I was first encouraged to photograph my existing setup and label each wire before installing the Rachio system, as you can see above. This fallback also served as an escape route had things gone wrong, to go back and set things up as they were before and carry on with the mediocre status quo. But the instructions were pretty straight forward, and within minutes I was on my way to having a better looking and better behaving system.

The Rachio Iro Looks Like a Nest or iDevice (Image via Electric Imp)

Following the included diagram, I hooked up the wires to the Rachio system, plugged it in, and then used the Rachio app on my Nexus phone to enter an account, add my WiFi credentials, and then performed a "Blink Up" on the device - a feature that comes from Electric Imp, to send the WiFi data to the unit via the small photosensor in the bottom left of the unit. That was cool, and once I realized I had to do that without too much light behind me, the WiFi indicator on the Rachio flipped from red to green, and we were good to go.

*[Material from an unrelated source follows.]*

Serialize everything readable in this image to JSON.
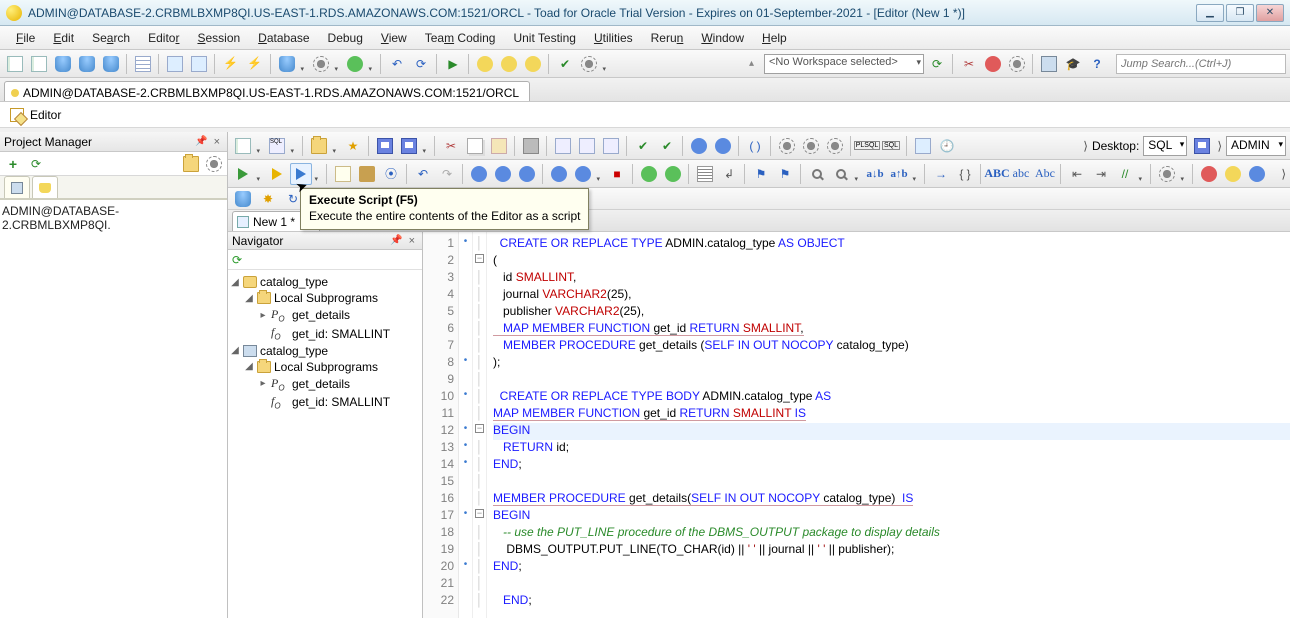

With the unit set up, I now don't have to go back out to the side of the house to mess with the scheduling any more. Instead, I went into the app to name the watering zones, and could even go so deep as to say what type of zone they were, including whether it was grass, shrub or trees, the soil type, from topsoil to clay, the amount of shade, the slope and the type of sprinklers I've got.

You can get as detailed as you like, or just let the system run with its presets, which at the very least will get your yard watered exactly when you want it to.

With this move, I've been able to transform a complex set of pipes and wires to an app I can control anywhere. And just like I can use my phone or tablet to turn the heat on or off in my home with my Nest thermostat, or to manage my Sonos speakers, I can now turn the water on and off with the press of a button.

The foundation for Rachio's beginning was as simple as seeing a neighbor's sprinklers on in the rain. Here in California, where we're in yet another drought, and fines are being threatened for water wasters, bringing a smarter watering system makes even more sense. In fact, my scheduled watering times don't even start if more than a dab of precipitation is predicted for my zip code. So it's not only smarter and better financially, but like my move to solar energy with Sunrun, it's just a good idea for the environment.

Taking complexity out of products and making them delightful will always be a great idea, and the more old tech under assault by smart engineering, the better we'll all be. For a topic as boring as watering one's lawn, I'm pretty excited about this.

Disclosures: Nest (mentioned above) is a Google subsidiary. I work at Google. I've always paid full retail for my Nest products, and happily paid for my Sunrun, Sonos and Rachio equipment too.